Lead researcher Professor Greg Carter*, from the Calvary Mater Newcastle, said that in addition to benefitting patients the intervention yielded substantial savings in hospital bed days.

"Our study shows that a low-cost postcard intervention, in addition to usual follow-up care, continued to be effective over five years in reducing repeat episodes of self-poisoning," Professor Carter said. "We were also able to report psychiatric hospitalisation data for the first time and showed a reduction in psychiatric admissions over five years".

The cards bear the inscription "It has been a short time since you were here at the Newcastle Mater Hospital and we hope things are going well for you.
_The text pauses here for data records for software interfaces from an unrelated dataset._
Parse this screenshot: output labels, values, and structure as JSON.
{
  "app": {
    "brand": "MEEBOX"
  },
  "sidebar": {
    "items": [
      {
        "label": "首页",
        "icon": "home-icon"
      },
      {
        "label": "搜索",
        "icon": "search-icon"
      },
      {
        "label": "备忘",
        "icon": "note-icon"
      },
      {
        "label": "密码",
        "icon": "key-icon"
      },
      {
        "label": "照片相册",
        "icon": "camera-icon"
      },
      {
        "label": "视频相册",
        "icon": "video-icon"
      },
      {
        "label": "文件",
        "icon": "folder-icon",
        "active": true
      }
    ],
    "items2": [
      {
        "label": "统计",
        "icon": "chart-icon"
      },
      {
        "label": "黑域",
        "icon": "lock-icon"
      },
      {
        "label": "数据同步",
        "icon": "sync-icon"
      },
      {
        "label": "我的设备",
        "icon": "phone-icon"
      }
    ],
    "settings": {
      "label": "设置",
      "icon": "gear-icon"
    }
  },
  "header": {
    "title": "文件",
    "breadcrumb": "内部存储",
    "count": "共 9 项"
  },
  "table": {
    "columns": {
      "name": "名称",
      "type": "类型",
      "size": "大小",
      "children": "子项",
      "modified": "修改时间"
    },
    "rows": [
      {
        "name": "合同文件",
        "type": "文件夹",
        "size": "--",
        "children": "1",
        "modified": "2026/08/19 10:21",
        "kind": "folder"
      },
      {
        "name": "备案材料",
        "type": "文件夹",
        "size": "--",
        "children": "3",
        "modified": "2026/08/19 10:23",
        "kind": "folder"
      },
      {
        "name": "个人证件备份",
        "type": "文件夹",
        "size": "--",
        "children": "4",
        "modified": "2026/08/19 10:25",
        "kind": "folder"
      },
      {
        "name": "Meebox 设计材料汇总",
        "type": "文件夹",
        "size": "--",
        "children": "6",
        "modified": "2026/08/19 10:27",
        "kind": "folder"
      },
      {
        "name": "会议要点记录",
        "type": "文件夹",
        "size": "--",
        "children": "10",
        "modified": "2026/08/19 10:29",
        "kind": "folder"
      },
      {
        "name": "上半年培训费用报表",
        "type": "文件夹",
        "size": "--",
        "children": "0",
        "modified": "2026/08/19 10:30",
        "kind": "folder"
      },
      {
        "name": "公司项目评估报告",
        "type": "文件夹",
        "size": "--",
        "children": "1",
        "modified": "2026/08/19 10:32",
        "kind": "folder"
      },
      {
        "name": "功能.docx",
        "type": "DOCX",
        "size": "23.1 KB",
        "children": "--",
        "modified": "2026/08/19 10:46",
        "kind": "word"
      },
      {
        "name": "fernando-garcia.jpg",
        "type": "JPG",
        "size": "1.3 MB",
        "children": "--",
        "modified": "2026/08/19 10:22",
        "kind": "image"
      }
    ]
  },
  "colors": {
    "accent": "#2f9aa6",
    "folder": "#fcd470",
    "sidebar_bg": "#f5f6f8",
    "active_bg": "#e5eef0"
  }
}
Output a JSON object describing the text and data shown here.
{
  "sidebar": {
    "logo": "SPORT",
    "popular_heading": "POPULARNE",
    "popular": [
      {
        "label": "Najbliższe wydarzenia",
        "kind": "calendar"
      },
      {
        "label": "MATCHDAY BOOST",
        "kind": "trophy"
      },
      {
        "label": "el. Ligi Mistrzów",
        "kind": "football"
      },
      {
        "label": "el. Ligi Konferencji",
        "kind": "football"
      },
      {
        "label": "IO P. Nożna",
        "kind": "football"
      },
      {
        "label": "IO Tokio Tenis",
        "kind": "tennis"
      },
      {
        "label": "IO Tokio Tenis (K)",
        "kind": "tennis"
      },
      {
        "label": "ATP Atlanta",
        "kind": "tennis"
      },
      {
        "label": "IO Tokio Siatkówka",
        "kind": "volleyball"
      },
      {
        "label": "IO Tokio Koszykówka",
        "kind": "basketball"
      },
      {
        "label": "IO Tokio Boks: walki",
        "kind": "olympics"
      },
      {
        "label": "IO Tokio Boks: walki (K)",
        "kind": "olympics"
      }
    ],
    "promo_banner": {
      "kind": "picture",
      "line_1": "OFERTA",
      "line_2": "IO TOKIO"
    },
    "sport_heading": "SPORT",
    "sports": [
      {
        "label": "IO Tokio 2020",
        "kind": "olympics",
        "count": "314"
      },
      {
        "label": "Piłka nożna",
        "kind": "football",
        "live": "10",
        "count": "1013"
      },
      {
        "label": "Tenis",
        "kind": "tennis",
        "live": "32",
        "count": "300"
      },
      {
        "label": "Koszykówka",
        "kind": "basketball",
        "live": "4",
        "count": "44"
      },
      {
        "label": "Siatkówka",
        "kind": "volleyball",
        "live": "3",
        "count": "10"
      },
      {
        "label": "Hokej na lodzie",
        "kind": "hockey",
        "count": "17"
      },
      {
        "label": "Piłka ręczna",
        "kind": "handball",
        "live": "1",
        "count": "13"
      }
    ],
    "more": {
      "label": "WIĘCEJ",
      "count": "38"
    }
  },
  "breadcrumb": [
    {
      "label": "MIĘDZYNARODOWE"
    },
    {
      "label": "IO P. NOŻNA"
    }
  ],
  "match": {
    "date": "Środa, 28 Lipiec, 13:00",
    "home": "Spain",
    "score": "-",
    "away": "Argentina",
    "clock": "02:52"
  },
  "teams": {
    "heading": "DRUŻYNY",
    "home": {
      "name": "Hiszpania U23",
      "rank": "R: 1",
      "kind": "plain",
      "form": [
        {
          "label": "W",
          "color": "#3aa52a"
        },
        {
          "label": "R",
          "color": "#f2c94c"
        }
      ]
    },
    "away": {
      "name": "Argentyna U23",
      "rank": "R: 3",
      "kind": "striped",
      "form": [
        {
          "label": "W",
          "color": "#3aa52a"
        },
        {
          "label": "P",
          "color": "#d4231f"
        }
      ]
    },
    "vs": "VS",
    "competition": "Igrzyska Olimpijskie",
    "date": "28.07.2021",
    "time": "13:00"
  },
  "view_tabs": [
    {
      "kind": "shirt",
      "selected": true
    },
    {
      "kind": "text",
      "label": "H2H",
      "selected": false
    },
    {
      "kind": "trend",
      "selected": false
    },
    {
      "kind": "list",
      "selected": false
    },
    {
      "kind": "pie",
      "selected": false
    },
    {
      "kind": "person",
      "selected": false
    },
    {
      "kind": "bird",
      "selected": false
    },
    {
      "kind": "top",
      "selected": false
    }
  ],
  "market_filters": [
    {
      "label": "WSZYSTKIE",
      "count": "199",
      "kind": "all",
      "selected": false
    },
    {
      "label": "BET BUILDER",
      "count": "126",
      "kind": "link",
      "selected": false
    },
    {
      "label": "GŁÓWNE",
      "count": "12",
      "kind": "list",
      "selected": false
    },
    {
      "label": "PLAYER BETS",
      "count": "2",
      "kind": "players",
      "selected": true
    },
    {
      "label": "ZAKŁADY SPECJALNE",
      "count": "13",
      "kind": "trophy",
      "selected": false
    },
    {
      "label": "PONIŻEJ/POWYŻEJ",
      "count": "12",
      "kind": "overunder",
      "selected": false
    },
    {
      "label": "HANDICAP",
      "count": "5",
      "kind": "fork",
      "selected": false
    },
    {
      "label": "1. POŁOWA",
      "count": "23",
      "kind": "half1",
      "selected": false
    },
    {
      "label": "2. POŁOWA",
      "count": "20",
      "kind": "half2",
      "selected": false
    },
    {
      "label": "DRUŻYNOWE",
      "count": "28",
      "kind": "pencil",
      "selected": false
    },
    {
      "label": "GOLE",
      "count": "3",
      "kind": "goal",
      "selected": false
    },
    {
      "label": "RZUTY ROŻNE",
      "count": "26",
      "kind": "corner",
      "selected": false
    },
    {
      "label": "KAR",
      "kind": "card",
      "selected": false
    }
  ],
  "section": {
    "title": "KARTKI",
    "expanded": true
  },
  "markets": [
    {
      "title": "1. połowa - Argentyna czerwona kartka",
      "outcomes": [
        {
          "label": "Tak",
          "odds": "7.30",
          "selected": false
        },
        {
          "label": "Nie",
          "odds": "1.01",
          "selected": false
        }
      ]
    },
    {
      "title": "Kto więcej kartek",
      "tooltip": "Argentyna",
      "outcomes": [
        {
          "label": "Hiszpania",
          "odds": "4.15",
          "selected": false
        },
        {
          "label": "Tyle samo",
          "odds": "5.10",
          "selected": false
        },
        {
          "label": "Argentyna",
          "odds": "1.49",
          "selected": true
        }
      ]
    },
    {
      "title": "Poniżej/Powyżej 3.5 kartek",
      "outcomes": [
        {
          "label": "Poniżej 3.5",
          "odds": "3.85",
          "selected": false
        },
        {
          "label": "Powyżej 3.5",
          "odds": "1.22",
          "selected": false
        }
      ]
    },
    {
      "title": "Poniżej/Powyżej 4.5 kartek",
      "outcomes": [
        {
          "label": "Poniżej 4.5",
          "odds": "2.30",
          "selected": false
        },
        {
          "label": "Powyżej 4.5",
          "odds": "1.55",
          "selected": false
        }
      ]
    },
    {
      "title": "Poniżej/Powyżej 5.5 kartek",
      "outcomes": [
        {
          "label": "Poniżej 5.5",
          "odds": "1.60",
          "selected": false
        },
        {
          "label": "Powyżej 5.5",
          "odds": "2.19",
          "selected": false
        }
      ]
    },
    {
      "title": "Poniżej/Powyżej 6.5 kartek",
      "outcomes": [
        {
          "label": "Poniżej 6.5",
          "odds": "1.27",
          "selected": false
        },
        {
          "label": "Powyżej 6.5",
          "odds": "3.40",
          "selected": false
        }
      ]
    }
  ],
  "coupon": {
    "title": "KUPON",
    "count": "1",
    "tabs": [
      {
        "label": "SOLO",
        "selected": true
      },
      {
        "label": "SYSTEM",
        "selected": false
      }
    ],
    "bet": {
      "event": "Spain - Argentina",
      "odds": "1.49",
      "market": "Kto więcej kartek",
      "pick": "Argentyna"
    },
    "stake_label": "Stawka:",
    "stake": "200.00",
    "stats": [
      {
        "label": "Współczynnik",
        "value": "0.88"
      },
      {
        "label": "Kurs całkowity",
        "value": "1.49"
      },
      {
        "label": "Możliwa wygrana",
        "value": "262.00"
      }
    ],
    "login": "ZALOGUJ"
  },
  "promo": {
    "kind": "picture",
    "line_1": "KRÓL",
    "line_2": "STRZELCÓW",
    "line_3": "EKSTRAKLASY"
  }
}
If you wish to drop us a note we would be happy to hear from you". The postcards were mailed at regular intervals as an ongoing expression of support to patients.

"We believe the postcards remind patients that we are thinking of them, hoping things are going well and that they can call us if needed," Professor Carter said. "We haven't investigated the [psychological] mechanism of action, so we can't say exactly how the intervention might work."

The outcomes are published in the respected British Journal of Psychiatry.

Professor Carter said self-poisoning was the most common type of hospital-treated self-harm, and around 20 per cent of self-poisoning patients made another attempt within one to four years.

Researchers recruited 772 participants and around half were randomly allocated to the intervention, receiving eight postcards over 12 months.

Over five years there were 252 readmissions to the general hospital (representing 335 bed days) in the intervention group and 484 readmissions (641 bed days) in the control group. The number of admissions to a psychiatric hospital was 447 (3,443 bed days) for the intervention group and 710 for the control group (6,008 bed days).

"The reduction in admissions and bed days are clinically significant and also represent a decrease in workload for Emergency Department (ED) and psychiatric hospital staff," Professor Carter said.

* Conjoint Professor Greg Carter is Acting Director of the Department of Consultation-Liaison Psychiatry at the Calvary Mater Newcastle Hospital. He researches in conjunction with the HMRI Brain and Mental Health program and the University of Newcastle's Centre for Translational Neuroscience and Mental Health. HMRI is a partnership between the University of Newcastle, Hunter New England Health and the community.

CONTACT: Professor Greg Carter is available for interview on (02) 4921 1283.